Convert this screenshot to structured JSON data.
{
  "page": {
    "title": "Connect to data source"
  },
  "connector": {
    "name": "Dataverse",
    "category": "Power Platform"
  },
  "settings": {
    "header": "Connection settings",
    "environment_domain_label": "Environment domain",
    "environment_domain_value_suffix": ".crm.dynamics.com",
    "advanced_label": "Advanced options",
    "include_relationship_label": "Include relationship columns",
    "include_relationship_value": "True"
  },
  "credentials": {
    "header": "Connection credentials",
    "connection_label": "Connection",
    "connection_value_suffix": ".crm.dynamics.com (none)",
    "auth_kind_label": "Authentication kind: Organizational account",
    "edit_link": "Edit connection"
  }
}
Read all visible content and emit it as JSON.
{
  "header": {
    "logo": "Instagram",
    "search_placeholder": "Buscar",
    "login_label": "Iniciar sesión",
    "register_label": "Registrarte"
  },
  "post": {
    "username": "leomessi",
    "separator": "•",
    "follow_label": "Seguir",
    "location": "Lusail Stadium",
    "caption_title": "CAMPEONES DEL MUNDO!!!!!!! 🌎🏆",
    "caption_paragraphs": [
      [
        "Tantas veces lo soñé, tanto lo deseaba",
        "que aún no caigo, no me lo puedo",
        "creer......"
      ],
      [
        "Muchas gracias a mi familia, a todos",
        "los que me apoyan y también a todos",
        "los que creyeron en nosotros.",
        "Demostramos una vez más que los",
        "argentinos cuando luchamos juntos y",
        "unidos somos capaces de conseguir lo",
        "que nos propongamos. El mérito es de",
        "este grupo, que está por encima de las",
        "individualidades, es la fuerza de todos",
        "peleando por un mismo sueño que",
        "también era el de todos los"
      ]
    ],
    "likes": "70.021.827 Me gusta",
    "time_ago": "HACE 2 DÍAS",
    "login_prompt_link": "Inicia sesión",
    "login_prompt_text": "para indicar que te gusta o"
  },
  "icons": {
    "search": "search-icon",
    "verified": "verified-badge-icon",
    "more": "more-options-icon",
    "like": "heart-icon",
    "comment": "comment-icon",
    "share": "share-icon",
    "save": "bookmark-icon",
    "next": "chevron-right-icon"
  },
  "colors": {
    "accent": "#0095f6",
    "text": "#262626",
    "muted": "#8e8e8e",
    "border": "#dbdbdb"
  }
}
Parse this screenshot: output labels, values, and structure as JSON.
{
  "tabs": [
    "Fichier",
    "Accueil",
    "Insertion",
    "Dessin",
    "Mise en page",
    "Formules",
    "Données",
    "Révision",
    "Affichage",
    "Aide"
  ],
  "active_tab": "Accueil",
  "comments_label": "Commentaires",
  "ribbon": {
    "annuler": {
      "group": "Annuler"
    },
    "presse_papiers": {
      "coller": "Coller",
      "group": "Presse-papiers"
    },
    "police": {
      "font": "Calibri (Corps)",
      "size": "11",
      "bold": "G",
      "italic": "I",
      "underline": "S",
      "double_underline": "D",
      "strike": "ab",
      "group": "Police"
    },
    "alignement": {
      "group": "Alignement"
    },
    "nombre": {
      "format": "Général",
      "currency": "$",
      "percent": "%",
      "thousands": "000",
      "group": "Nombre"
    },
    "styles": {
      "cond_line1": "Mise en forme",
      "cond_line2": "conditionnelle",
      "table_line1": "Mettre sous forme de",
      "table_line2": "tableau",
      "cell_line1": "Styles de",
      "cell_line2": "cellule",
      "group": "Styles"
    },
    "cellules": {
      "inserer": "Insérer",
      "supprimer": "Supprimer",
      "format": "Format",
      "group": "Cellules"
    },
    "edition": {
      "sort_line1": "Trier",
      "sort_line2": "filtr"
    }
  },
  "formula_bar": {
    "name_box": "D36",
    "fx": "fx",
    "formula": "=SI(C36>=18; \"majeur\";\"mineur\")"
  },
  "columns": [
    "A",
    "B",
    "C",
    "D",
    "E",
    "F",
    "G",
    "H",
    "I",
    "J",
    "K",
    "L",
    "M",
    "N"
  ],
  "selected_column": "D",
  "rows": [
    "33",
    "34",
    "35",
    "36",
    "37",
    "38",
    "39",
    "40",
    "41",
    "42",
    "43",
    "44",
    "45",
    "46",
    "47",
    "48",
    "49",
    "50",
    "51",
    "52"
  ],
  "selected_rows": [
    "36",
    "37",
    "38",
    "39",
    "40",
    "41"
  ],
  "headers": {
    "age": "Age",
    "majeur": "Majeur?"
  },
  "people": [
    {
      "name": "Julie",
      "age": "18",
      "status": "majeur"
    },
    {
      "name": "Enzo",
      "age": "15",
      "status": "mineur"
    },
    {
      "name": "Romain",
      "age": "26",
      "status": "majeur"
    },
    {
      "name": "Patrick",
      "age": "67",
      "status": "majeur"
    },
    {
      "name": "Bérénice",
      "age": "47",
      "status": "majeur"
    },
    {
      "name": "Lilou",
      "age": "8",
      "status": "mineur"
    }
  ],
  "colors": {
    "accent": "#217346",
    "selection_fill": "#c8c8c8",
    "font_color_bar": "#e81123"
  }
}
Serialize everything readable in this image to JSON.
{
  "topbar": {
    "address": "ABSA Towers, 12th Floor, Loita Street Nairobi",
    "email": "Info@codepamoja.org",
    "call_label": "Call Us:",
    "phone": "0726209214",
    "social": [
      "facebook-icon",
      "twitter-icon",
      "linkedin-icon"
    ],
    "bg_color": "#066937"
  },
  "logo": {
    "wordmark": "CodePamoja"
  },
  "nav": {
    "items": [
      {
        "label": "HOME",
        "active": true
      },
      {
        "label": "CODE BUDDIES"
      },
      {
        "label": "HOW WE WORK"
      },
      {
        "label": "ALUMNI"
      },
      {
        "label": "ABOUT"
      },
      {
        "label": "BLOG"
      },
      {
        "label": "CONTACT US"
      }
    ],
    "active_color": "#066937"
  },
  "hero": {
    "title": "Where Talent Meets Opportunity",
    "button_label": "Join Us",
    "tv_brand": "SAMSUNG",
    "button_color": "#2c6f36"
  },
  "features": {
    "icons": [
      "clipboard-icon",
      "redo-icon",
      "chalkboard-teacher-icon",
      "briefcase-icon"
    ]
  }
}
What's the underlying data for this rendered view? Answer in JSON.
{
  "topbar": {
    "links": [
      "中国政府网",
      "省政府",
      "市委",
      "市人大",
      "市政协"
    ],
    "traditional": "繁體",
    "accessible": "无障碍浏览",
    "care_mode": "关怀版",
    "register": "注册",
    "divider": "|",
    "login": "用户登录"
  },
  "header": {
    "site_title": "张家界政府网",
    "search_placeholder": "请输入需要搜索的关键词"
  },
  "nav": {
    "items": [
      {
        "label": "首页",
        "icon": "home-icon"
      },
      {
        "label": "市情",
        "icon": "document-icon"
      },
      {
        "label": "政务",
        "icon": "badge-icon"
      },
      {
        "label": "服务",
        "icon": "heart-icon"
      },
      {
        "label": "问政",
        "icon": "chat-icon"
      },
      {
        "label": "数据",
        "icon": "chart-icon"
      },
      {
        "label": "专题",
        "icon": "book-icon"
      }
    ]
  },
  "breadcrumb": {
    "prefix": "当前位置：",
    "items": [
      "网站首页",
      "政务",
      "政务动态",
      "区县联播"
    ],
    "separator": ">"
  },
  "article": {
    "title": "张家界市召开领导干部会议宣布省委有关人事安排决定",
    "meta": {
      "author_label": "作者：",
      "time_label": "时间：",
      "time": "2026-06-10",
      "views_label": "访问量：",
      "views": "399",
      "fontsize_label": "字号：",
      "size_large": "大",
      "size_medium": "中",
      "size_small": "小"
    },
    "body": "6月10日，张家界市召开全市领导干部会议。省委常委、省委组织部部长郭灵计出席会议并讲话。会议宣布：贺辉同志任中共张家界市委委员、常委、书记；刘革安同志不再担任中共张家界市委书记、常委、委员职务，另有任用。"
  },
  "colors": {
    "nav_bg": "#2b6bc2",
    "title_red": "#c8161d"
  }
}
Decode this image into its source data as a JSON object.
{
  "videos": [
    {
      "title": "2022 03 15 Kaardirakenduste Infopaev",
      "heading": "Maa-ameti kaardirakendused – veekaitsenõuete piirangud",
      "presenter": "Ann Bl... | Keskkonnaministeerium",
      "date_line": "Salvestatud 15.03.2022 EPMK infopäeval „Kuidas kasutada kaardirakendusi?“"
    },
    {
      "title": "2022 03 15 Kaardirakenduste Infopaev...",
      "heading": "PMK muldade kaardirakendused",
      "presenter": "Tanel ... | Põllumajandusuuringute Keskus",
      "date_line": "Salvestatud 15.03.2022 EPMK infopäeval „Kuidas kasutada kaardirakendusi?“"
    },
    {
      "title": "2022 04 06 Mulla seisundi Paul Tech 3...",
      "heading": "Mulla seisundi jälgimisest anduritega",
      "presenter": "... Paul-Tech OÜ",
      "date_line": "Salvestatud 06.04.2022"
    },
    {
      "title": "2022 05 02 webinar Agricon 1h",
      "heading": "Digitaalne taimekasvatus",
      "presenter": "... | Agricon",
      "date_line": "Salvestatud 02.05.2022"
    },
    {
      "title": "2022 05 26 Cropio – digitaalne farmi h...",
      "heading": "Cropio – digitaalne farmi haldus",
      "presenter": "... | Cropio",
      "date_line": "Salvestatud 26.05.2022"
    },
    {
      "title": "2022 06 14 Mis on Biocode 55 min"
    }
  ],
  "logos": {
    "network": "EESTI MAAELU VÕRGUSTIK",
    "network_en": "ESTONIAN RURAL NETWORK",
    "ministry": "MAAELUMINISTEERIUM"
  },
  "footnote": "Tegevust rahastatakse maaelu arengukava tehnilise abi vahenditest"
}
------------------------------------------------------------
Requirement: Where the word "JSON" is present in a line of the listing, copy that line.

Response below:
Convert this screenshot to structured JSON data.
Read all visible content and emit it as JSON.
Parse this screenshot: output labels, values, and structure as JSON.
Serialize everything readable in this image to JSON.
What's the underlying data for this rendered view? Answer in JSON.
Decode this image into its source data as a JSON object.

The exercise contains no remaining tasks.